963/3/1051 Old Vic Theatre
GV 19.10.51 II*
Built in 1816-18, architect Rudolph Cabanel of Aachen. Remodelled 1871 by J T Robinson; in 1880 and 1902 by Elijah Hoole as the Royal Victoria Coffee Music Hall for Emma Cons; in 1922-3 and 1927-9 by Frank Matcham and Company (F G M Chancellor); in 1933-8 by F Green and Co; in 1950 by Pierre Sonrel; in 1960 by Sean Kenny; major restoration in 1983 by Renton, Howard, Wood and Levine. Brick, with rendered facade to The Cut remodelled in 1983 with open pediment based on c.1818 engraving, of three storeys and five bays with projecting five-bay colonnade. Elevation to Waterloo Road of eleven bays is clearly that of 1818 with giant order of brick pilasters incorporating rendered roundels under contrasting brick arcading, and with blocked first-floor windows. At stage end large round-headed openings created in the late C19 when the building was adapted for shared use with Morley College. Memorial plaque to Emma Cons on north-west angle. Webber Street elevation similar but with projecting four-bay front with small paned windows housing dressing rooms. Asphalted roof with flats of 1927-8, projecting `haystack' over stage.
The interior is remarkable as Robinson's horseshoe balconies on iron columns essentially survive, with convex moulded fronts, cartouches and much moulded decoration; although the boxes are restorations by RHWL after the originals were removed by Frank Matcham and Co. By RHWL, too, is the proscenium arch, after this was remodelled in 1950 and 1960. The ceiling, with its thick leaf decoration concealing ventilation ducts, is probably by Robinson, while above it Cabanel's complex system of timber roof trusses survives. The front of house was remodelled to a much simplified plan by RHWL in 1983 so that all parts of the theatre can be reached from a common entrance. Stage with flytower, fly floors and grid, with carpenters' bay to rear; above which are two rooms shown on old plans as the `museum' and thought to have been the `library' of Morley College opened here in 1894. These are top-lit, with timber truss roofs.
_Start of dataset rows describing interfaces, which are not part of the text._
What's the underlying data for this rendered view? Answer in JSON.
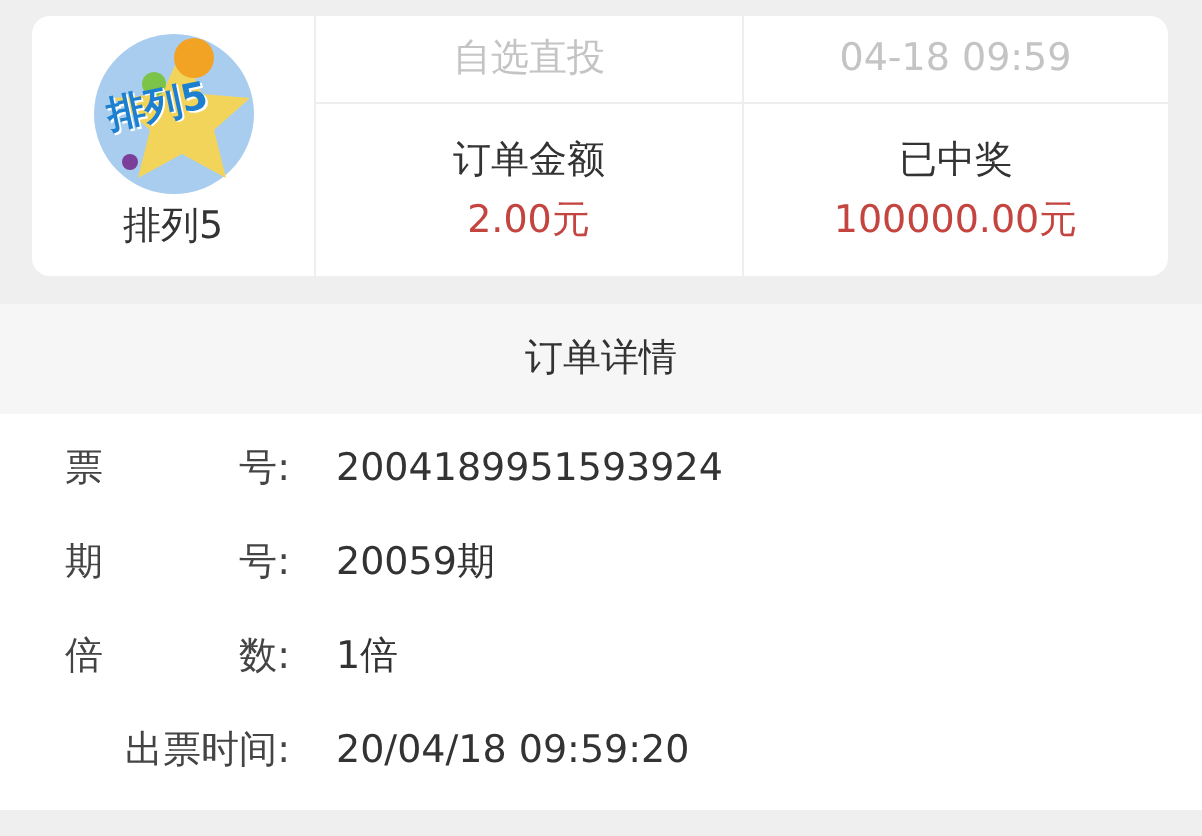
{
  "lottery": {
    "logo_text": "排列5",
    "name": "排列5"
  },
  "order_summary": {
    "play_type": "自选直投",
    "time": "04-18 09:59",
    "amount_label": "订单金额",
    "amount": "2.00元",
    "prize_label": "已中奖",
    "prize": "100000.00元"
  },
  "details": {
    "title": "订单详情",
    "rows": [
      {
        "label": "票 号:",
        "value": "2004189951593924"
      },
      {
        "label": "期 号:",
        "value": "20059期"
      },
      {
        "label": "倍 数:",
        "value": "1倍"
      },
      {
        "label": "出票时间:",
        "value": "20/04/18 09:59:20"
      }
    ]
  }
}
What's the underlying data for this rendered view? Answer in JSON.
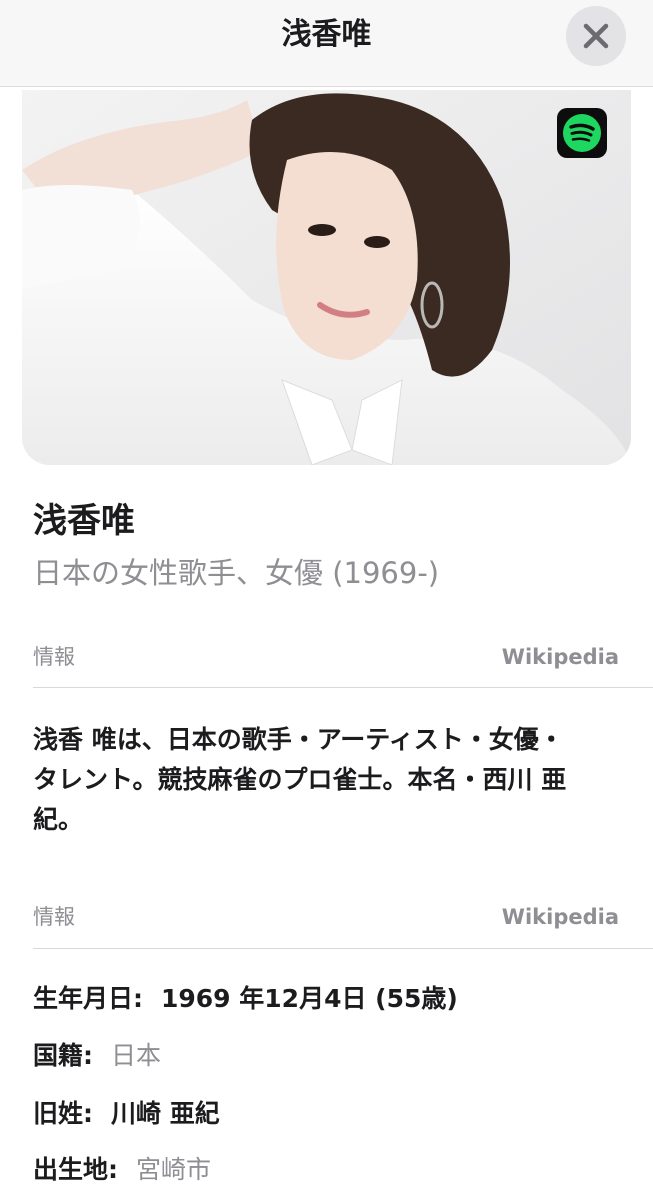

The Old Vic is one of the oldest theatres to survive in England. The auditorium is recognisably that of J T Robinson, one of the first theatre architects, first consultant architect to the Lord Chamberlain and Frank Matcham's father-in-law. A pre-1890s theatre in this condition is an exceptional rarity in England, and this with the Theatre Royal, Margate, is his principal surviving work. The Old Vic is significant too as the progenitor of the modern subsidised theatre, since it was acquired in 1879-80 by Emma Cons, first woman Alderman of the London County Council, social reformer and principal of the coffee tavern movement. She endeavoured to bring `a purified entertainment' to the working and lower middle classes, a policy expanded after 1912 by her niece Lilian Baylis, who introduced opera, operetta and - most successfully - Shakespeare to a wider audience. Her work was continued in the 1930s by Tyrone Guthrie and in 1963 it became the first home of the National Theatre Company under Laurence Olivier. The historical significance of the Old Vic as a leading centre of opera, ballet and serious theatre in the twentieth century is exceptional in English theatre, though it is in recognition of its architectural quality and rarity that it is listed in a high grade.
London Metropolitan Archives, theatre plans GLC/AR/BR/19/291
Raymond Mander and Joe Mitchenson, The Theatres of London, London, 1963, pp.237-43
D F Cheshire, Sean McCarthy and Hilary Norris, The Old Vic refurbished, London, 1983